Scholarship on the contemporary has a unique relationship to questions of canonicity and value. What values shape the choices made in research and teaching on the contemporary? What canons does this work produce? And how do these values and canons relate to those produced in education and the publishing and cultural industries?

This one-day symposium will debate the ideas of canonicity and cultural value that inform research and teaching in contemporary literary studies. It aims to enable researchers at all levels, and working in all areas of contemporary literary studies, to theorise, articulate, and critique the role played by canons and values in their teaching and research, and to develop strategies for engaging with debates about canonicity and value beyond academia.

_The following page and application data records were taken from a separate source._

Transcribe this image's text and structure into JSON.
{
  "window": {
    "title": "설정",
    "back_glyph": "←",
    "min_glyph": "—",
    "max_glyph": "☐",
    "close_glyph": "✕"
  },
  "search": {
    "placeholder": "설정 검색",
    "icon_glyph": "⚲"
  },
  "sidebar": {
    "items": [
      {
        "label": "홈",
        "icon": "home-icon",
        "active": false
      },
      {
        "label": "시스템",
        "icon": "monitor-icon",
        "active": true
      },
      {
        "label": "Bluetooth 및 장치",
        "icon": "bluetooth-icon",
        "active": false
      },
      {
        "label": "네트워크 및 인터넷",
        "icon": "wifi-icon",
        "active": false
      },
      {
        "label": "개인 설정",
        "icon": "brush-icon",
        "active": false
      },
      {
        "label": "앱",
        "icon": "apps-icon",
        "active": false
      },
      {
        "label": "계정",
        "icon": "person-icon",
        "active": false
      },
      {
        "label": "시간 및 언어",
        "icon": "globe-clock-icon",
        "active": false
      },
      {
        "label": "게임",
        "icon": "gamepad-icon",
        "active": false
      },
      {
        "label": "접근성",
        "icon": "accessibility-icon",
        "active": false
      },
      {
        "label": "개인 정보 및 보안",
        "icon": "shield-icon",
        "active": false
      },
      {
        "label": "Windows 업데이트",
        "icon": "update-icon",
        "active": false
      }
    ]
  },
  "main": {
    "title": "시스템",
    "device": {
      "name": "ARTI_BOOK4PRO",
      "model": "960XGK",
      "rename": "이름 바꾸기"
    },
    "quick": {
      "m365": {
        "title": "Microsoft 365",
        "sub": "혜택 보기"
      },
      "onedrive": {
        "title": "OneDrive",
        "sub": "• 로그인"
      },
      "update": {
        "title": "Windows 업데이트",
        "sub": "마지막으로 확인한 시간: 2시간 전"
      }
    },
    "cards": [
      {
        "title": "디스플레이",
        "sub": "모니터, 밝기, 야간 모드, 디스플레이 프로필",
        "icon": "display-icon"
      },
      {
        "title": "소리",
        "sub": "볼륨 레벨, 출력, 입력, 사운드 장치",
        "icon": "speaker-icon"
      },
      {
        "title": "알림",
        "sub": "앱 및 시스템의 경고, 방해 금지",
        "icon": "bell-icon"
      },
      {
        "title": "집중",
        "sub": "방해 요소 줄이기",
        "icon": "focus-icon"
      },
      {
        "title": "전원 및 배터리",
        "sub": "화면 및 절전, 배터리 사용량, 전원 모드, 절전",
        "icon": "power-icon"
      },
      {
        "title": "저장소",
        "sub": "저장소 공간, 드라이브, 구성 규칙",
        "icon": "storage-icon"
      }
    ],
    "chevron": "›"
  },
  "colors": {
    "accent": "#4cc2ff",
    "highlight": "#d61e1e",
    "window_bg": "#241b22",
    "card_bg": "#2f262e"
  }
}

This event is supported by the British Association of Contemporary Literary Studies, who have generously provided support for a number of travel awards to enable the participation of PGRs and ECRs working without institutional support.

Please see our website for details about the Call for Participants, and for details about how to apply for a bursary:

This event is organised by Contemporary Studies Network (Rachel Sykes [University of Birmingham], Diletta De Cristofaro [University of Birmingham], Arin Keeble [Edinburgh Napier University]) in collaboration with Kevin Brazil (University of Southampton) and Andrew Dean (UCL).